(INDIANAPOLIS) – Be alert and know the signs. The Indiana Department of Revenue (DOR) outlines two simple ways Hoosiers can be sure to avoid the hook of phishing scams this tax season.
Phishing scams are often in the form of unsuspected emails asking for personal or financial information. Many scammers take an even more aggressive approach and threaten individuals in an attempt to scare their way to obtaining funds.
Scammers may pose as a trusted bank, retail store, government agency or a tax professional to obtain personal information by telling the individual there is something wrong with their existing account or how they are in violation of a law.
“Hoosiers need to remain vigilant when asked for any type of personal information,” stated DOR Inspector General Dwaine Brinson.
“Phishing attempts often ramp up during tax season to get unsuspecting individuals to give up information to allow fraudsters the ability to steal tax refunds or other financial information. Fraudsters have gone as far as creating fake letters or emails appearing to be from an agency such as DOR, the Internal Revenue Service (IRS) or identifying themselves as law enforcement. When in doubt call DOR or the IRS directly.”
Several warning signs that may indicate a phishing scam include:
- Asking customers to confirm personal and/or financial information.
- Including links to questionable or suspicious websites, email addresses or attachments. Never click or open anything that does not come from a trusted source.
- Poorly written or communicated messages.
- Stating immediate action must be taken to avoid consequences.
- Claiming to be from DOR or the IRS, asking for personal information when neither agency will ever ask for personal information via email.
Additionally, tax professionals, payroll offices and human resources staff should be on high-alert when asked for W-2 or banking information. Scammers often pose as employees and target these groups in search of personal information to file fraudulent returns.
If individuals receive any unexpected or suspicious correspondence appearing to be from DOR or the IRS, they can report it to:
Internal Revenue Service
Indiana Department of Revenue
Phone: 317-232-2240, Monday through Friday, 8 a.m. – 4:30 p.m. EST

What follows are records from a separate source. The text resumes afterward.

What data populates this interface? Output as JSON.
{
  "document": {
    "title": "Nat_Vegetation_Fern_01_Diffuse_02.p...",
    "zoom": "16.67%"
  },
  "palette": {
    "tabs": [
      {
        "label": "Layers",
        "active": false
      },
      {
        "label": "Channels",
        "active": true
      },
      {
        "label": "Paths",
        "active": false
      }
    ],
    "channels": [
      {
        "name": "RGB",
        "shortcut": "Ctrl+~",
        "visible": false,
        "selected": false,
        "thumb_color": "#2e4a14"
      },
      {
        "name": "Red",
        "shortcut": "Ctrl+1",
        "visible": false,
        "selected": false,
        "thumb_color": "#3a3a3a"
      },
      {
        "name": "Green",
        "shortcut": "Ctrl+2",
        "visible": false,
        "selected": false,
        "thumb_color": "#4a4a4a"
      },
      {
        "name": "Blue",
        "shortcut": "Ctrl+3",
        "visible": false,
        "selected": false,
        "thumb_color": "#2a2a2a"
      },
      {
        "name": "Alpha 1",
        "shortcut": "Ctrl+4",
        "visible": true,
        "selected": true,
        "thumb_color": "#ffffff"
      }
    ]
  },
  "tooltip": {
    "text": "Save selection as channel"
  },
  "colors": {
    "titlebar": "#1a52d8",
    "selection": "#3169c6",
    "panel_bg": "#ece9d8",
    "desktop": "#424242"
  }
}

“If you already know your data has been compromised, remember the Federal Trade Commission’s website has information to help you determine your next steps at identitytheft.gov,” advised Brinson.